Background: Surgical patients present with a wide variety of body sizes and blood volumes, have large differences in baseline volume status, and may exhibit significant differences in cardiac function. Any closed-loop fluid administration system must be robust against these differences. In the current study, we tested the stability and robustness of the closed-loop fluid administration system against the confounders of body size, starting volume status, and cardiac contractility using control engineering methodology.
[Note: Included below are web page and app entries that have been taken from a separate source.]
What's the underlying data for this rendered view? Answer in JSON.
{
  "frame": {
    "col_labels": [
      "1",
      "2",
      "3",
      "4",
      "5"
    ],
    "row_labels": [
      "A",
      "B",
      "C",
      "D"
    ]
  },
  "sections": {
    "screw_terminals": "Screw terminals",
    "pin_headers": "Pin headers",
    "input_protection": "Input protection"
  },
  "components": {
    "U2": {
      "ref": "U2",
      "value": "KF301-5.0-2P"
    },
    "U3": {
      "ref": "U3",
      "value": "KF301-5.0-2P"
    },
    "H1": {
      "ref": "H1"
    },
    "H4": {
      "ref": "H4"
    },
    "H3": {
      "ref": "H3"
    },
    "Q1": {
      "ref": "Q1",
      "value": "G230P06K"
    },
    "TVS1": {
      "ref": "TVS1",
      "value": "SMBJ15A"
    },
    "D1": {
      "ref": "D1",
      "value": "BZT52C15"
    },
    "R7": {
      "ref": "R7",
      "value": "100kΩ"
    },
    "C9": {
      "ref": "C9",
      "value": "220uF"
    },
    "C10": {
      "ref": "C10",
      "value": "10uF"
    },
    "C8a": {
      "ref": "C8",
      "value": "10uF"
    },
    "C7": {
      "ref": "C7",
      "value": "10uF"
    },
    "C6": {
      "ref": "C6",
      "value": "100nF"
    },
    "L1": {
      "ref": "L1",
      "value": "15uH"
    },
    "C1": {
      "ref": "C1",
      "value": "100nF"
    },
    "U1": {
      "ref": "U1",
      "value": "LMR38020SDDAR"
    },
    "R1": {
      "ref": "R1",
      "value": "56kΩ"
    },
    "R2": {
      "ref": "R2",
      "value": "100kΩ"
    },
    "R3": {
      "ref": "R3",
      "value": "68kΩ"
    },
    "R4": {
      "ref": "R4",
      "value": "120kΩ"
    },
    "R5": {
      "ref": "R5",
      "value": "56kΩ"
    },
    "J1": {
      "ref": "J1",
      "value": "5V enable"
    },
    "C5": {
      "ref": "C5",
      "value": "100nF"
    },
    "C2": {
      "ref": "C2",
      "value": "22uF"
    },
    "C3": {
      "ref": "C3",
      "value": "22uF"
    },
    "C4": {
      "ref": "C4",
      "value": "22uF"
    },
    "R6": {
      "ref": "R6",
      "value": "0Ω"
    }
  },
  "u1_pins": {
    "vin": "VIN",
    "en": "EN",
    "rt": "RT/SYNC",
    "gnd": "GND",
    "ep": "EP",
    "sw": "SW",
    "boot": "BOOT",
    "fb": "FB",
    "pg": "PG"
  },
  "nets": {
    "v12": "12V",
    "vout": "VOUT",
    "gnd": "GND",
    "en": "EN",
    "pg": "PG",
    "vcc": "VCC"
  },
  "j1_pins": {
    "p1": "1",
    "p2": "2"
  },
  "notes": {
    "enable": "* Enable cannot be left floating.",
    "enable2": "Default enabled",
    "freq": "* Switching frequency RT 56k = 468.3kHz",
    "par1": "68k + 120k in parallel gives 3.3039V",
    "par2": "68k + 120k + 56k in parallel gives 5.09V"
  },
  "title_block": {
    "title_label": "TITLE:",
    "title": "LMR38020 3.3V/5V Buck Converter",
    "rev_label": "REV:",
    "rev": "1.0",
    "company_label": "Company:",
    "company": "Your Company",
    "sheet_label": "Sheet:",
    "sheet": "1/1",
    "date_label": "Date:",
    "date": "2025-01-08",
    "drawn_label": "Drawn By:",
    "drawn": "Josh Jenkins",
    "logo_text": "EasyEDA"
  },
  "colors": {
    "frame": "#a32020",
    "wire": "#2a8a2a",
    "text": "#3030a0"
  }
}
Methods: Using an independently developed previously published hemodynamic simulation model that includes blood volumes and cardiac contractility, we ran a Monte-Carlo simulation series with variation in starting blood volume and body weight (phase 1, weight 35-100 kg), and starting blood volume and cardiac contractility (phase 2, contractility from 1500 [severe heart failure] to 6000 [hyperdynamic]). The performance of the controller in resuscitating to the target set point was evaluated in terms of milliliters of blood volume error from optimal, with <250 mL of error defined as "successful."
Results: One thousand simulations were run for each of the 2 phases of the study. The phase 1 mean blood volume error ± SD from optimal was 25 ± 59 mL. The phase 2 mean blood volume error from optimal was -60 ± 89 mL. The lower 95% Clopper-Pearson binomial confidence interval for resuscitation to within 250 mL of optimal blood volume for phase 1 and 2 was 99.6% and 97.1%, respectively.
Conclusion: The results indicate that the controller is highly effective in targeting optimal blood and stroke volumes, regardless of weight, contractility or starting blood volume.